(ENTRIES SUPPLIED Opens)

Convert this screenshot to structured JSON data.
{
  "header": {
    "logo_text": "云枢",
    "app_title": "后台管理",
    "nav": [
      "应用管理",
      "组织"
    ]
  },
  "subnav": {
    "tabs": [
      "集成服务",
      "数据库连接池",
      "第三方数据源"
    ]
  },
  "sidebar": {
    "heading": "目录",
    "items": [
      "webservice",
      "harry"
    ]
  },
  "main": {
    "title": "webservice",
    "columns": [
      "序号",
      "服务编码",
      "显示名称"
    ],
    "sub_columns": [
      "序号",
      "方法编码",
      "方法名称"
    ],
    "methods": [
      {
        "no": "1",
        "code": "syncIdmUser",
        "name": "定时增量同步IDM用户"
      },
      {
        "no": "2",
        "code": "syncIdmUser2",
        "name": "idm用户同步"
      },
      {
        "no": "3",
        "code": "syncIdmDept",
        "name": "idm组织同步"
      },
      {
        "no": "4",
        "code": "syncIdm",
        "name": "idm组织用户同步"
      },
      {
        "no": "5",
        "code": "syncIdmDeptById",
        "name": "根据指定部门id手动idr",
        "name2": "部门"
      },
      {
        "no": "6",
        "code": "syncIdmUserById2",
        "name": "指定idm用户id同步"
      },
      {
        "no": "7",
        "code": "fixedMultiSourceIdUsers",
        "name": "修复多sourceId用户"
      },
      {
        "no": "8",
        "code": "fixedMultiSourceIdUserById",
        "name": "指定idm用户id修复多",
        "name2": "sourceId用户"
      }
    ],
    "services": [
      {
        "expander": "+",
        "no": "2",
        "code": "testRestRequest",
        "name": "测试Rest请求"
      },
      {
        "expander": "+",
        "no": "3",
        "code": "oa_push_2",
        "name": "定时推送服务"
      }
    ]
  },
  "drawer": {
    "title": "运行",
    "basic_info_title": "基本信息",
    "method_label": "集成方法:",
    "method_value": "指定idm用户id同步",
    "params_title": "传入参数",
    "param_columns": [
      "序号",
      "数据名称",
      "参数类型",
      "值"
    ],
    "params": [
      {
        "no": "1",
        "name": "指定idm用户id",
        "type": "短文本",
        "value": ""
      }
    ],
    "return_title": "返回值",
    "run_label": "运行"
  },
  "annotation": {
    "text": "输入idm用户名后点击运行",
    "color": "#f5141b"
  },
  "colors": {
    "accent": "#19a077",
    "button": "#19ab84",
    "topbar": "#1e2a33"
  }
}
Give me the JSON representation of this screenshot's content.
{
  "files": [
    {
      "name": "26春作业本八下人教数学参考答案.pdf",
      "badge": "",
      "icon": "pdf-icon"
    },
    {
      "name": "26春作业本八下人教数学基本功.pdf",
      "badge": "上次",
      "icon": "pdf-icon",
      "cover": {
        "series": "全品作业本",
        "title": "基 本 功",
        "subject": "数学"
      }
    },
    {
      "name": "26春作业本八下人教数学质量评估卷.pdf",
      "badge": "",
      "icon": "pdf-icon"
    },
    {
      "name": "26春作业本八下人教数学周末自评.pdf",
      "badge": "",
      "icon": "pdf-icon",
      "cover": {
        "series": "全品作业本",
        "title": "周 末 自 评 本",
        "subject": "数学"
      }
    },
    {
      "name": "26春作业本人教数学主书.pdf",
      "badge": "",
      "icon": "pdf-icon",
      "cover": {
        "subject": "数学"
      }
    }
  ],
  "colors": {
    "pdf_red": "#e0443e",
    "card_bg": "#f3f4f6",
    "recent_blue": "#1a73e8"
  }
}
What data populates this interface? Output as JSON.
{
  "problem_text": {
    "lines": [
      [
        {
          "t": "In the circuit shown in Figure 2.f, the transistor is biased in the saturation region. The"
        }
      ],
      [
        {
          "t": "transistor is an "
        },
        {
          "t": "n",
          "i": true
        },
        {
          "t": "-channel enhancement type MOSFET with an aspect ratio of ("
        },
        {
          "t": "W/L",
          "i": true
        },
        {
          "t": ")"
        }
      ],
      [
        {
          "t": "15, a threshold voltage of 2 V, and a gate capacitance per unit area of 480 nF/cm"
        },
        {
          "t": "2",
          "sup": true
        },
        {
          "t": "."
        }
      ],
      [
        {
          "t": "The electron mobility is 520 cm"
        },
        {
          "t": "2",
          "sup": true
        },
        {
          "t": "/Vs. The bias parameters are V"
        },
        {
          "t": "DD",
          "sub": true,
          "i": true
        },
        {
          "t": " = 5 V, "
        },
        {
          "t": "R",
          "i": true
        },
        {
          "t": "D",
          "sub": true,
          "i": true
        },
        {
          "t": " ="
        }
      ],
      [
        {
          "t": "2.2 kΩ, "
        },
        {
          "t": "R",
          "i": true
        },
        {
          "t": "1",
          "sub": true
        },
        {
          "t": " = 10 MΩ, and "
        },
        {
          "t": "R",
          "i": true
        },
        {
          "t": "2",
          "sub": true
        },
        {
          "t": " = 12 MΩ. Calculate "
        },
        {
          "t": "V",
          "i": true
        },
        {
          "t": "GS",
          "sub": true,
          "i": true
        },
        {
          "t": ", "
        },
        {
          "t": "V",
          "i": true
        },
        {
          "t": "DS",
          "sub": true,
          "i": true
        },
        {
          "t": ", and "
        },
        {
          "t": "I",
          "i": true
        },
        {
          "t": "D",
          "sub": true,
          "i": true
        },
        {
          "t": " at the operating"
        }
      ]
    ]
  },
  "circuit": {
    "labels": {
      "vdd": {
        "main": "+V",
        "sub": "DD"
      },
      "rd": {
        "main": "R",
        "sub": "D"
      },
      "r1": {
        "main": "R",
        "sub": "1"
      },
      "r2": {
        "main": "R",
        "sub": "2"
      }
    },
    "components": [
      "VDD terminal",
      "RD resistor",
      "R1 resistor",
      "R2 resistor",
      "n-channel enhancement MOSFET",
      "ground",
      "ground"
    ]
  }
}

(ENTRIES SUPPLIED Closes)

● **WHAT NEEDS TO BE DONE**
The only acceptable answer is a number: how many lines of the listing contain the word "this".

● **WRITTEN RESPONSE**
3